----- TASK INPUTS
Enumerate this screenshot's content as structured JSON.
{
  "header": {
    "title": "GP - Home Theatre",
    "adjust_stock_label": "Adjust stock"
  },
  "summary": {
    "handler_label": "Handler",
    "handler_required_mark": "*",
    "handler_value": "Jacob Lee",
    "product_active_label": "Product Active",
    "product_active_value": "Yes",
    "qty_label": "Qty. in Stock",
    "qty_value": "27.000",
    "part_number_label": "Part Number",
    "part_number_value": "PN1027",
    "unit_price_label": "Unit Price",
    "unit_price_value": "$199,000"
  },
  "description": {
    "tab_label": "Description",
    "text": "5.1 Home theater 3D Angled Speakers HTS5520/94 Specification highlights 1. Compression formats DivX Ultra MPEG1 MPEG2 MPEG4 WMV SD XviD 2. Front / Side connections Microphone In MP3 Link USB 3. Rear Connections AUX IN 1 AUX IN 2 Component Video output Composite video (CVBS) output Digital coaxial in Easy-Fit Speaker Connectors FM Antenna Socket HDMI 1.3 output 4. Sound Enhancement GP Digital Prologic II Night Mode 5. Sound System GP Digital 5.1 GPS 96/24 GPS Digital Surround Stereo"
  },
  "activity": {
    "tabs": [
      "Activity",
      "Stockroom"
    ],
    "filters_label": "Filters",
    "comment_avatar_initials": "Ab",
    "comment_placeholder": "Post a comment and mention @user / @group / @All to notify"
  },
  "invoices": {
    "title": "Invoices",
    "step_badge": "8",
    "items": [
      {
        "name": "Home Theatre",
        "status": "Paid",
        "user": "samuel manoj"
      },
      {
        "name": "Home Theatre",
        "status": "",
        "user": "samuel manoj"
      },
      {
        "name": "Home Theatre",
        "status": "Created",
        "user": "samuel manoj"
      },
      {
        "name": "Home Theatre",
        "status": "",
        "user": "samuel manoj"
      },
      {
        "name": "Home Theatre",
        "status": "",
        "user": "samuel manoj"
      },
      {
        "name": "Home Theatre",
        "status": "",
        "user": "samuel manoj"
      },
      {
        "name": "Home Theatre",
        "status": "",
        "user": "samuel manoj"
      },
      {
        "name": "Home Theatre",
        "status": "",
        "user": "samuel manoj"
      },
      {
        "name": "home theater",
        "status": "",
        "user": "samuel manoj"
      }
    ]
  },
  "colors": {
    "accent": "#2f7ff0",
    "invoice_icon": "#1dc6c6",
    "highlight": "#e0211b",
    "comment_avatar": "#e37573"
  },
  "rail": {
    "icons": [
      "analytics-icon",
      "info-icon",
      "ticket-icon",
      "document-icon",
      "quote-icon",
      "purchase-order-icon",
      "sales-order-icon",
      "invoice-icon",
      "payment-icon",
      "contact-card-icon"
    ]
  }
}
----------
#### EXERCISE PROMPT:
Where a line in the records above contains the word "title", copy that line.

#### WRITTEN RESPONSE:
    "title": "GP - Home Theatre",
    "title": "Invoices",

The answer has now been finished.